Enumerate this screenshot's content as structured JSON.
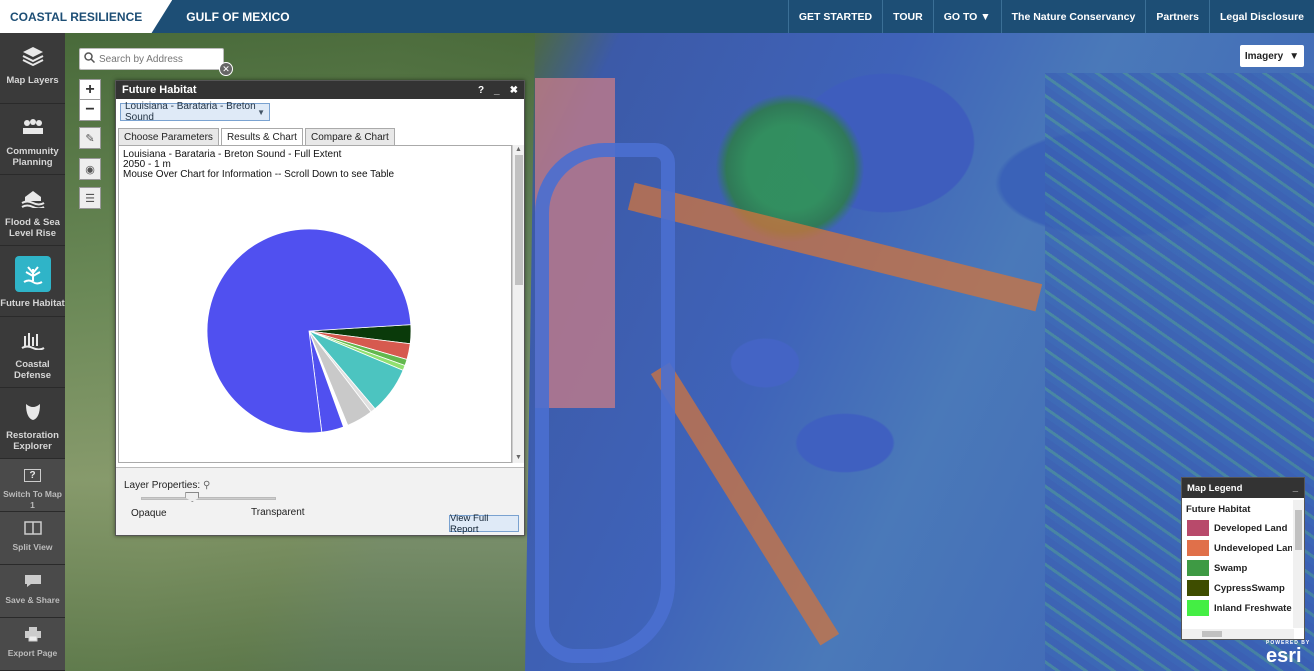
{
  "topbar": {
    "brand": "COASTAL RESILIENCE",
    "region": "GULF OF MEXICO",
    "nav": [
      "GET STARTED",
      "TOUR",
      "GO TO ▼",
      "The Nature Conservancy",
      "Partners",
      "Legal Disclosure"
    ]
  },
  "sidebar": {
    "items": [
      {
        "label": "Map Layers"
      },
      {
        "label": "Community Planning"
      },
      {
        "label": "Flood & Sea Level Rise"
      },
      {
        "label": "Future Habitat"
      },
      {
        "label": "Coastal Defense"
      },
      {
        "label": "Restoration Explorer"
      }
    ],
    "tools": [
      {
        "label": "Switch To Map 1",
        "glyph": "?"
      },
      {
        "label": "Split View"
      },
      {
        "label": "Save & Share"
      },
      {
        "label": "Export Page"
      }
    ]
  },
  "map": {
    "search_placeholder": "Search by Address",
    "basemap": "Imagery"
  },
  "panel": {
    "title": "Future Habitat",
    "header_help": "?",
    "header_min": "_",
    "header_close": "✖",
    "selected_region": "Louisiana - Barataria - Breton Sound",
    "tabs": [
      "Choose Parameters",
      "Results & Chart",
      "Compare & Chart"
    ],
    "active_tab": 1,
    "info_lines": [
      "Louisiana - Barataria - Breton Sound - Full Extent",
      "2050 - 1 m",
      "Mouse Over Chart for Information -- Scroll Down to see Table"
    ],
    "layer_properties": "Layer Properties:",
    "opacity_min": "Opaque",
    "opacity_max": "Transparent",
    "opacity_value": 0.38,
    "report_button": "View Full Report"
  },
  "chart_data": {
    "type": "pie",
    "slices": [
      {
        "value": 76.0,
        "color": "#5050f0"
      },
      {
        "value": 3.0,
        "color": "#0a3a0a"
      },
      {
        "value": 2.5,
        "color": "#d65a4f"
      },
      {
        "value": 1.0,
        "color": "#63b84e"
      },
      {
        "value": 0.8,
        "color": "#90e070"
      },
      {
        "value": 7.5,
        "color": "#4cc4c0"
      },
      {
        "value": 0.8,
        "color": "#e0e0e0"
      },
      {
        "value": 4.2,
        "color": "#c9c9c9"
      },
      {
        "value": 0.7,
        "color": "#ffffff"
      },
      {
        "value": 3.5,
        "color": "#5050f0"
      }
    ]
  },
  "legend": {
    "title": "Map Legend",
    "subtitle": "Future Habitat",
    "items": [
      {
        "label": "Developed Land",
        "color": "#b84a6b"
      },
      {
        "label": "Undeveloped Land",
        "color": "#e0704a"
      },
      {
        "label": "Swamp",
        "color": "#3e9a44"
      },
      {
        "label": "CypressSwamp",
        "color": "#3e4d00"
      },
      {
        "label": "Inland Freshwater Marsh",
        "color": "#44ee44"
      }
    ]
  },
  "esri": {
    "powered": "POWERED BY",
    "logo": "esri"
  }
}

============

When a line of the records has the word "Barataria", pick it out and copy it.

    "selected_region": "Louisiana - Barataria - Breton Sound",
      "Louisiana - Barataria - Breton Sound - Full Extent",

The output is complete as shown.